Succumb to its delinquent charms and there’s much fun to be had. The steering never quite divests itself of Drexler’s influence – making it all too easy to apply too much lock, or not enough, or to saw away at the wheel when the diff momentarily seizes on one line – but the Vauxhall's turn-in is riotously energetic, the communicated grip is generous and the car’s capacity for throttle adjustment is flagrantly high.
Even away from obviously enlivening speeds, the Clubsport’s appeal isn’t significantly chipped away. The ride is taut and noisy yet not easily unsettled. We’d prefer a more positive change from the six-speed manual gearbox and had hoped the new exhaust would redress the turbocharged 1.6’s lack of character (it hasn’t), but these are relatively minor gripes.
Aside from feeling its age – particularly inside, where some of the switchgear on the unflattering dash is now outdated – the Corsa VXR makes a decent case for itself.
Should I buy one?
Unfortunately, once again, that fact that the Corsa's a decent car will remain strictly between us and Vauxhall.
It’s all too likely that no one else will look twice at the Clubsport for the simple fact that it’s £4395 more expensive than a Ford Fiesta ST2 and £3740 more than a Mini Cooper S – both newer, cleverer, cleaner and much more economical.
The difference in price is unfathomable, particularly as it was already so obviously the Nürburgring Edition’s Achilles heel.
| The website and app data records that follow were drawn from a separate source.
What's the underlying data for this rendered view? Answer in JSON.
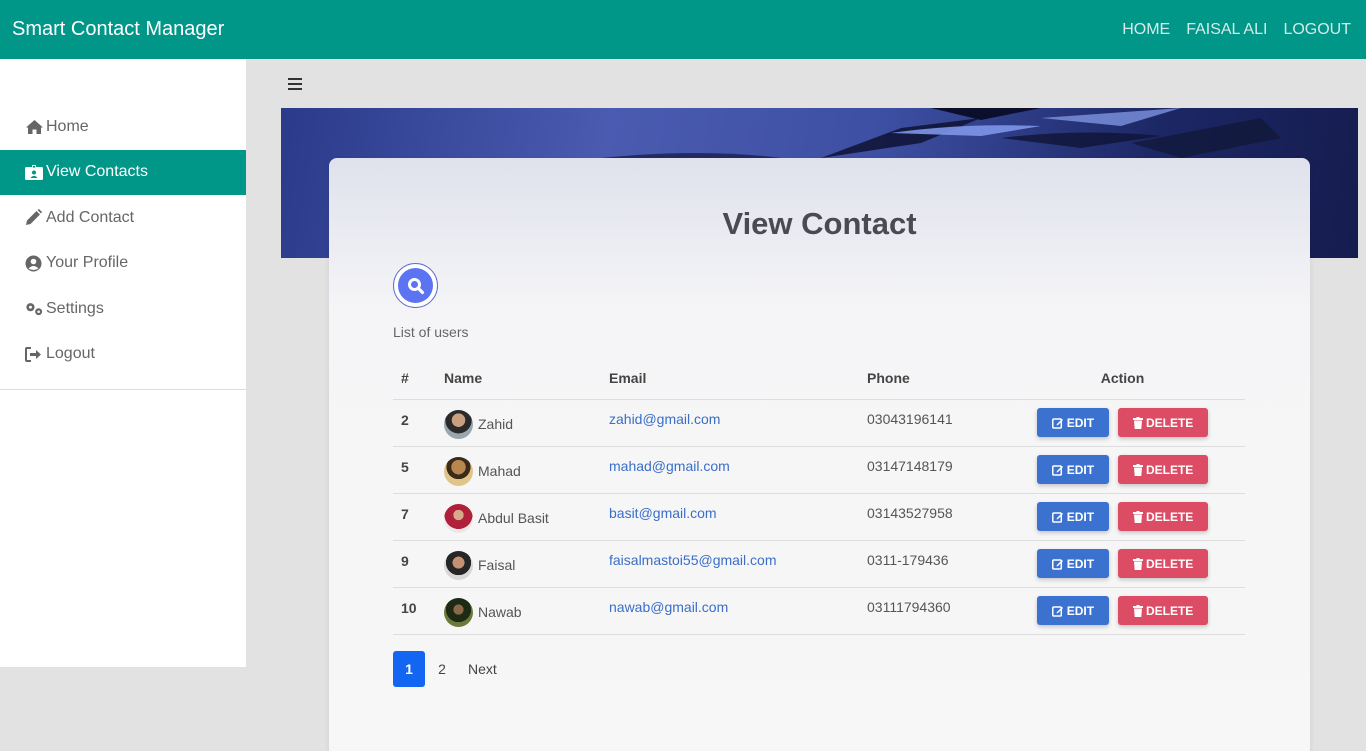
{
  "navbar": {
    "brand": "Smart Contact Manager",
    "links": [
      "HOME",
      "FAISAL ALI",
      "LOGOUT"
    ],
    "color": "#009688"
  },
  "sidebar": {
    "items": [
      {
        "label": "Home",
        "icon": "home-icon"
      },
      {
        "label": "View Contacts",
        "icon": "id-card-icon",
        "active": true
      },
      {
        "label": "Add Contact",
        "icon": "pencil-icon"
      },
      {
        "label": "Your Profile",
        "icon": "user-circle-icon"
      },
      {
        "label": "Settings",
        "icon": "gears-icon"
      },
      {
        "label": "Logout",
        "icon": "sign-out-icon"
      }
    ]
  },
  "main": {
    "title": "View Contact",
    "list_label": "List of users",
    "table": {
      "headers": [
        "#",
        "Name",
        "Email",
        "Phone",
        "Action"
      ],
      "rows": [
        {
          "id": "2",
          "name": "Zahid",
          "email": "zahid@gmail.com",
          "phone": "03043196141"
        },
        {
          "id": "5",
          "name": "Mahad",
          "email": "mahad@gmail.com",
          "phone": "03147148179"
        },
        {
          "id": "7",
          "name": "Abdul Basit",
          "email": "basit@gmail.com",
          "phone": "03143527958"
        },
        {
          "id": "9",
          "name": "Faisal",
          "email": "faisalmastoi55@gmail.com",
          "phone": "0311-179436"
        },
        {
          "id": "10",
          "name": "Nawab",
          "email": "nawab@gmail.com",
          "phone": "03111794360"
        }
      ],
      "edit_label": "EDIT",
      "delete_label": "DELETE"
    },
    "pagination": {
      "pages": [
        "1",
        "2"
      ],
      "current": "1",
      "next_label": "Next"
    }
  },
  "colors": {
    "accent": "#009688",
    "edit": "#3b72cf",
    "delete": "#dc4c64",
    "link": "#3a6ec7",
    "page_active": "#1266f1"
  }
}
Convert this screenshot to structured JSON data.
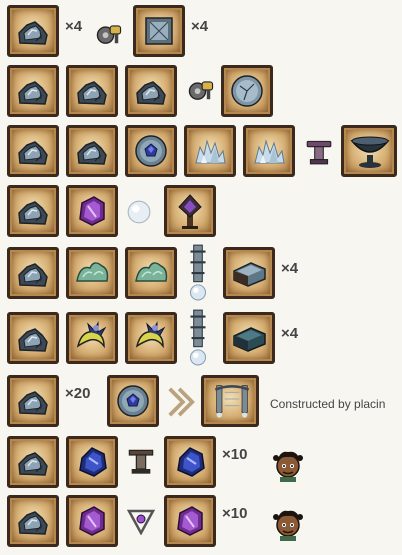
{
  "recipes": [
    {
      "count_a": "×4",
      "count_b": "×4"
    },
    {},
    {},
    {},
    {
      "count": "×4"
    },
    {
      "count": "×4"
    },
    {
      "count_in": "×20",
      "description": "Constructed by placin"
    },
    {
      "count": "×10"
    },
    {
      "count": "×10"
    }
  ],
  "colors": {
    "page_bg": "#f7f6f1",
    "slot_border": "#3b2a1c",
    "slot_fill": "#d4ab6f",
    "text": "#444444"
  }
}
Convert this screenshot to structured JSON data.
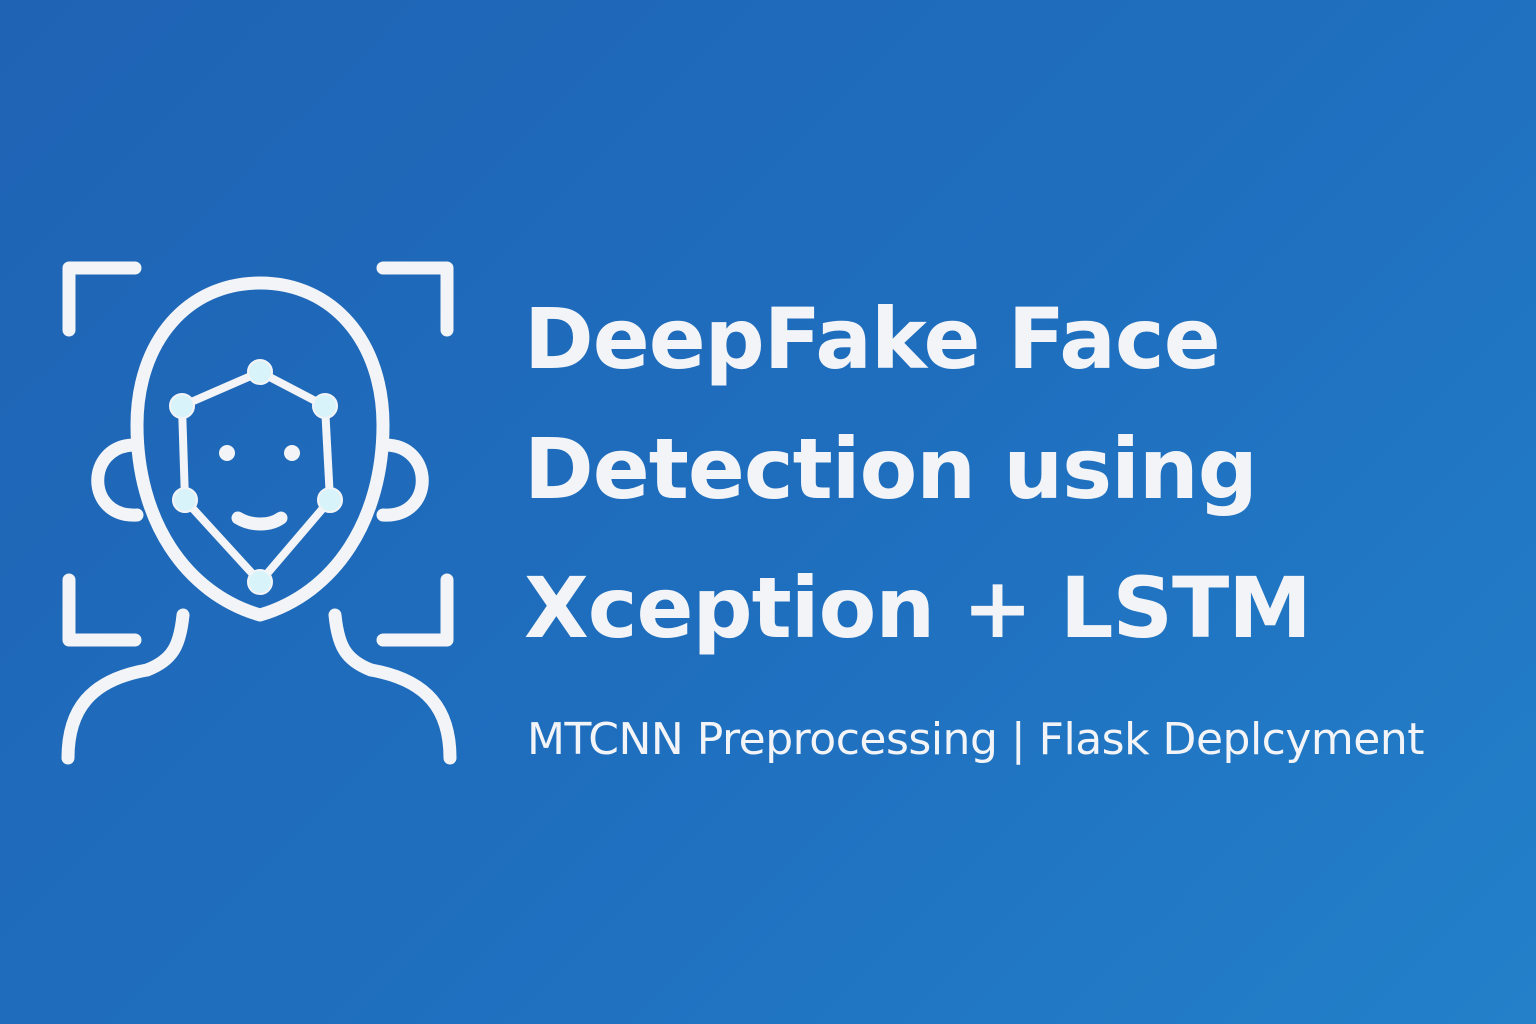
{
  "colors": {
    "background": "#1f6ab9",
    "foreground": "#f2f4f7",
    "landmark": "#d9f3fb"
  },
  "graphic": {
    "icon": "face-detection-icon"
  },
  "title": {
    "line1": "DeepFake Face",
    "line2": "Detection using",
    "line3": "Xception + LSTM"
  },
  "subtitle": "MTCNN Preprocessing | Flask Deplcyment"
}
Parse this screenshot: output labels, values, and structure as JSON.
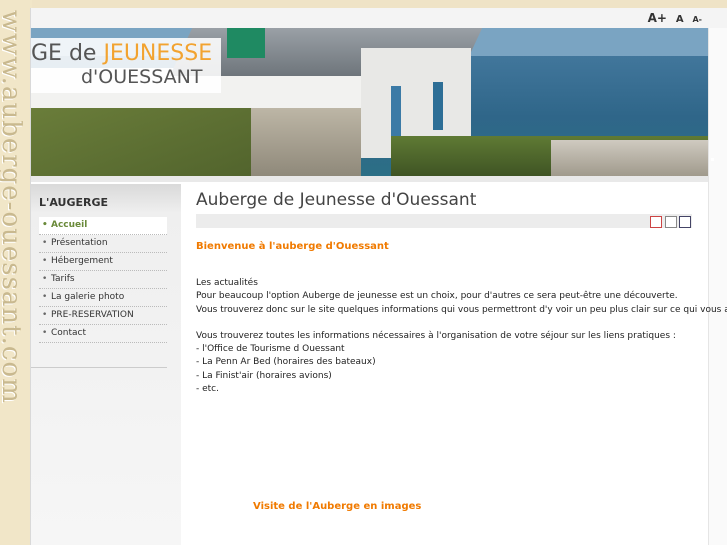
{
  "side_url": "www.auberge-ouessant.com",
  "font_controls": {
    "increase": "A+",
    "reset": "A",
    "decrease": "A-"
  },
  "header": {
    "title_line1_prefix": "GE de ",
    "title_line1_highlight": "JEUNESSE",
    "title_line2": "d'OUESSANT"
  },
  "sidebar": {
    "heading": "L'AUGERGE",
    "items": [
      {
        "label": "Accueil",
        "active": true
      },
      {
        "label": "Présentation"
      },
      {
        "label": "Hébergement"
      },
      {
        "label": "Tarifs"
      },
      {
        "label": "La galerie photo"
      },
      {
        "label": "PRE-RESERVATION"
      },
      {
        "label": "Contact"
      }
    ]
  },
  "main": {
    "page_title": "Auberge de Jeunesse d'Ouessant",
    "tool_icons": [
      "pdf-icon",
      "print-icon",
      "email-icon"
    ],
    "welcome": "Bienvenue à l'auberge d'Ouessant",
    "paragraph1": [
      "Les actualités",
      "Pour beaucoup l'option Auberge de jeunesse est un choix, pour d'autres ce sera  peut-être une découverte.",
      "Vous trouverez donc sur le site quelques informations qui vous permettront d'y voir un peu plus clair sur ce qui vous attend."
    ],
    "paragraph2": [
      "Vous trouverez toutes les informations nécessaires à l'organisation de votre séjour sur les liens pratiques :",
      "- l'Office de Tourisme d Ouessant",
      "- La Penn Ar Bed (horaires des bateaux)",
      "- La Finist'air (horaires avions)",
      "- etc."
    ],
    "gallery_link": "Visite de l'Auberge en images"
  },
  "colors": {
    "accent": "#f07a00",
    "active_menu": "#6a8a3a",
    "title_highlight": "#f2a330"
  }
}
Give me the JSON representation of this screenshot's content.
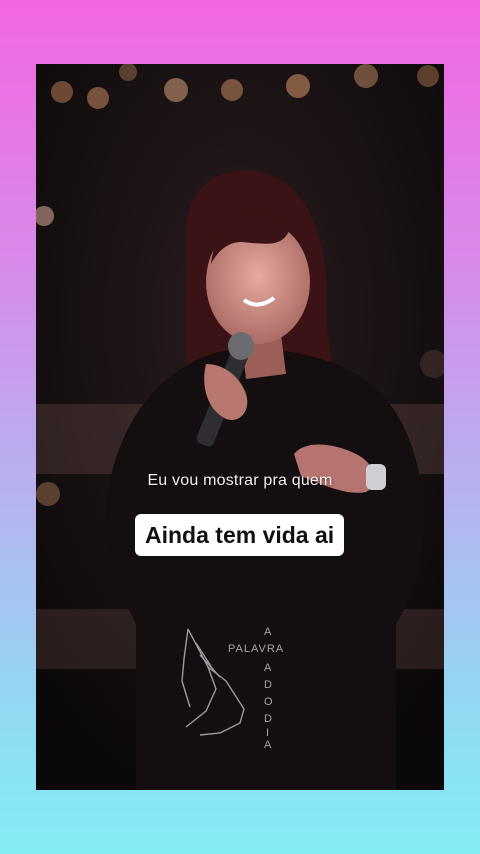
{
  "captions": {
    "line_small": "Eu vou mostrar pra quem",
    "line_main": "Ainda tem vida ai"
  },
  "watermark": {
    "letters_left": "A",
    "word_middle": "PALAVRA",
    "letters_vertical": [
      "D",
      "O",
      "D",
      "I",
      "A"
    ],
    "letter_after_palavra": "A",
    "icon": "praying-hands-icon"
  },
  "colors": {
    "background_top": "#f266e3",
    "background_bottom": "#84ecf3",
    "caption_box": "#ffffff",
    "caption_text": "#111111"
  }
}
By doing nothing about it, Vauxhall has almost certainly left its similarly likeable replacement to the same ignominious fate.
Vauxhall Corsa VXR Clubsport
Price £22,390; 0-62mph 6.5sec; Top speed 143mph; Economy 37.2mpg (combined); CO2 178g/km; Kerb weight 1223kg; Engine 4 cyls in line, 1598cc, turbocharged, petrol; Power 202bhp at 5750rpm; Torque 184lb ft at 2250-5500rpm; Gearbox 6-spd manual